Product Features and Details
Coach 2nd class
Replica of MD 42 with automatic load braking and brake blocks
Replica of sliding windows with aluminium frames
With G150 alternator
Model with interior lighting contains an interface with soldering points
The conversion programmes for 3yg- and 4yg coaches allowed the Germanï¿½Federal Railway to address the shortage of coaches caused by the war forï¿½the first time from the mid-1950s. However, the construction programmesï¿½were limited initially to developing urban rapid transit and express trainï¿½coaches. Following this, the German Federal Railway created capacity forï¿½developing new commuter coaches (n-coaches).ï¿½
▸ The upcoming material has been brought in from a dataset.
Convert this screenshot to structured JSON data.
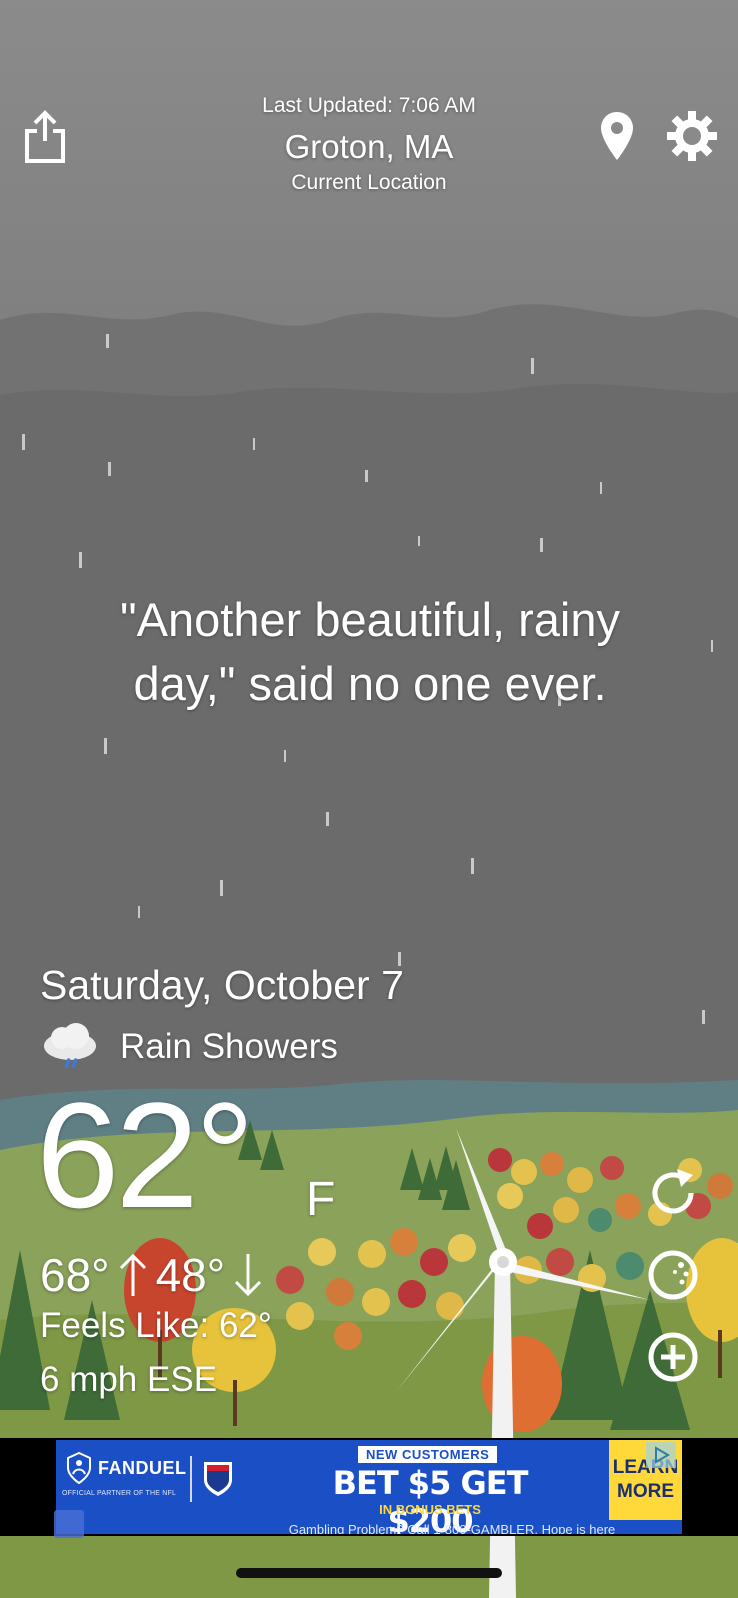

The constantly growing demand for increased traffic volume and the factï¿½that the 3yg had only been designed for a short service life, led to theï¿½appearance of the first prototypes for the new n-coaches in 1958. Basedï¿½on the findings of the preceding new developments and prototypes, threeï¿½basic types emerged with five 1st class compartments in the centre of theï¿½coach and two large 2nd class cabins (AB4nb), three large 2nd class cabinsï¿½(B4nb) and two large 2nd class cabins and baggage compartment withï¿½space for the train conductor (BD4nf). Although prototypes had also been trialledï¿½with side panels made from aluminium, standard steel and corrugated sideï¿½walls, metal panelling made from stainless steel (V2A) was eventually chosenï¿½for mass production. Since the coach paintwork corrosion protection was notï¿½required for this material, the n-coaches were abraded under the windowsï¿½using a peacock eye pattern. This abrading pattern and the silver surface of theï¿½V2A quickly earned the n coach the distinctive nickname 'Silberlinge'.ï¿½
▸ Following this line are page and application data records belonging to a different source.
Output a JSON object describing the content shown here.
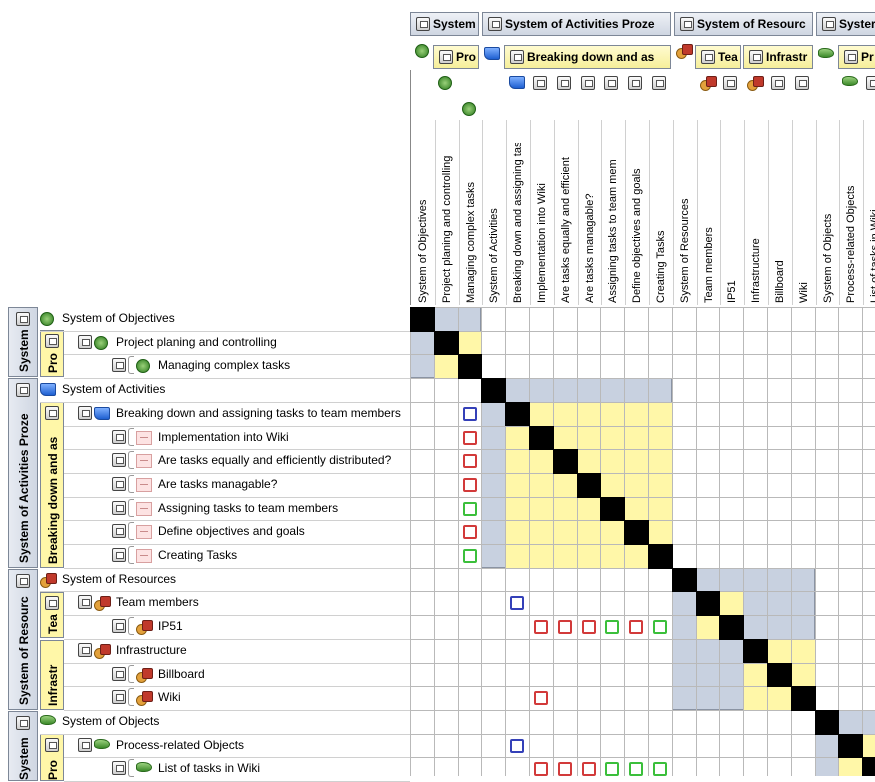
{
  "column_groups": [
    {
      "label": "System of Activities Proze"
    },
    {
      "label": "System of Resourc"
    },
    {
      "label": "Breaking down and as"
    },
    {
      "label": "Infrastr"
    }
  ],
  "column_group_clipped": {
    "system_of_objectives": "System",
    "pro": "Pro",
    "team": "Tea",
    "objects_sys": "Syster",
    "objects_pro": "Pr"
  },
  "columns": [
    "System of Objectives",
    "Project planing and controlling",
    "Managing complex tasks",
    "System of Activities",
    "Breaking down and assigning tasks",
    "Implementation into Wiki",
    "Are tasks equally and efficient",
    "Are tasks managable?",
    "Assigning tasks to team mem",
    "Define objectives and goals",
    "Creating Tasks",
    "System of Resources",
    "Team members",
    "IP51",
    "Infrastructure",
    "Billboard",
    "Wiki",
    "System of Objects",
    "Process-related Objects",
    "List of tasks in Wiki"
  ],
  "rows": [
    "System of Objectives",
    "Project planing and controlling",
    "Managing complex tasks",
    "System of Activities",
    "Breaking down and assigning tasks to team members",
    "Implementation into Wiki",
    "Are tasks equally and efficiently distributed?",
    "Are tasks managable?",
    "Assigning tasks to team members",
    "Define objectives and goals",
    "Creating Tasks",
    "System of Resources",
    "Team members",
    "IP51",
    "Infrastructure",
    "Billboard",
    "Wiki",
    "System of Objects",
    "Process-related Objects",
    "List of tasks in Wiki"
  ],
  "row_groups": {
    "objectives_sys": "System",
    "objectives_pro": "Pro",
    "activities_sys": "System of Activities Proze",
    "activities_sub": "Breaking down and as",
    "resources_sys": "System of Resourc",
    "resources_team": "Tea",
    "resources_infra": "Infrastr",
    "objects_sys": "System",
    "objects_pro": "Pro"
  },
  "marks": [
    {
      "row": 4,
      "col": 2,
      "color": "blue"
    },
    {
      "row": 5,
      "col": 2,
      "color": "red"
    },
    {
      "row": 6,
      "col": 2,
      "color": "red"
    },
    {
      "row": 7,
      "col": 2,
      "color": "red"
    },
    {
      "row": 8,
      "col": 2,
      "color": "green"
    },
    {
      "row": 9,
      "col": 2,
      "color": "red"
    },
    {
      "row": 10,
      "col": 2,
      "color": "green"
    },
    {
      "row": 12,
      "col": 4,
      "color": "blue"
    },
    {
      "row": 13,
      "col": 5,
      "color": "red"
    },
    {
      "row": 13,
      "col": 6,
      "color": "red"
    },
    {
      "row": 13,
      "col": 7,
      "color": "red"
    },
    {
      "row": 13,
      "col": 8,
      "color": "green"
    },
    {
      "row": 13,
      "col": 9,
      "color": "red"
    },
    {
      "row": 13,
      "col": 10,
      "color": "green"
    },
    {
      "row": 16,
      "col": 5,
      "color": "red"
    },
    {
      "row": 18,
      "col": 4,
      "color": "blue"
    },
    {
      "row": 19,
      "col": 5,
      "color": "red"
    },
    {
      "row": 19,
      "col": 6,
      "color": "red"
    },
    {
      "row": 19,
      "col": 7,
      "color": "red"
    },
    {
      "row": 19,
      "col": 8,
      "color": "green"
    },
    {
      "row": 19,
      "col": 9,
      "color": "green"
    },
    {
      "row": 19,
      "col": 10,
      "color": "green"
    }
  ],
  "colors": {
    "diagonal": "#000000",
    "block": "#c8d1e0",
    "sub_block": "#fff7a8",
    "grid": "#b9b9b9"
  }
}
Except for a few models fitted with lightweight design Minden-Deutz bogies,ï¿½the n-coaches were fitted with block brakes (MD42), which were replaced withï¿½disk brakes (MD43) in later series. In order to change passengers as quickly asï¿½possible, the otherwise common end entrances were abandoned and positionedï¿½approximately a third of the way along the coach as double entrancesï¿½with hinged-folding doors. The basic design of the n-coach proved so successfulï¿½that between 1960 and 1980 a total of about 5000 coaches were constructed by different coach manufacturers as well as at the Karlsruhe and Hannoverï¿½refurbishment facilities (Aw). At first, conditions in the extremely crampedï¿½conductor's space in the BD4nf were less than ideal, and it was soon nicknamedï¿½the 'rabbit hutch' by staff, leading to discontent and safety concerns.ï¿½As a result, Aw Karlsruhe rebuilt the conductor's cab, producing aï¿½control car in 1972 with a fully-fledged conductor's cab without anyï¿½through access to the next coach. These changes meant that the Karlsruheï¿½version differed significantly from the previous 'rabbit hutch' with itsï¿½passageway between the coaches.ï¿½From the mid-1980s, the Federal Railways started to modernise coachesï¿½that were in some cases already 20 years old. Following several designï¿½studies, the positive features of the individual programmes were combinedï¿½at Aw Hannover in the new Hannover design. New features also consistedï¿½of the mint green paintwork or new sliding windows with plastic frames. Thisï¿½design, which was also installed by PFA Weiden or OFV Verona using alternativeï¿½interior colours, can still be found in modern n-coaches that have beenï¿½painted in the DB AG corporate colours.
Other conversions were performed on the control cars. The two designs that hadï¿½been introduced earlier were only suitable for either diesel or electric traction,ï¿½depending on the control panel installed. For this reason, a new conductor's cabï¿½was designed at Aw Wittenberge, based on the DB standard driver's cab of theï¿½BR 111, so that the control cabs could be deployed with greater freedom.ï¿½Numerous 'rabbit hutches' and also Karlsruhe versions were subsequentlyï¿½converted to the Wittenberge model. In order to meet the demand for push-pullï¿½trains, DB AG also included standard 2nd class coaches in the conversion programme.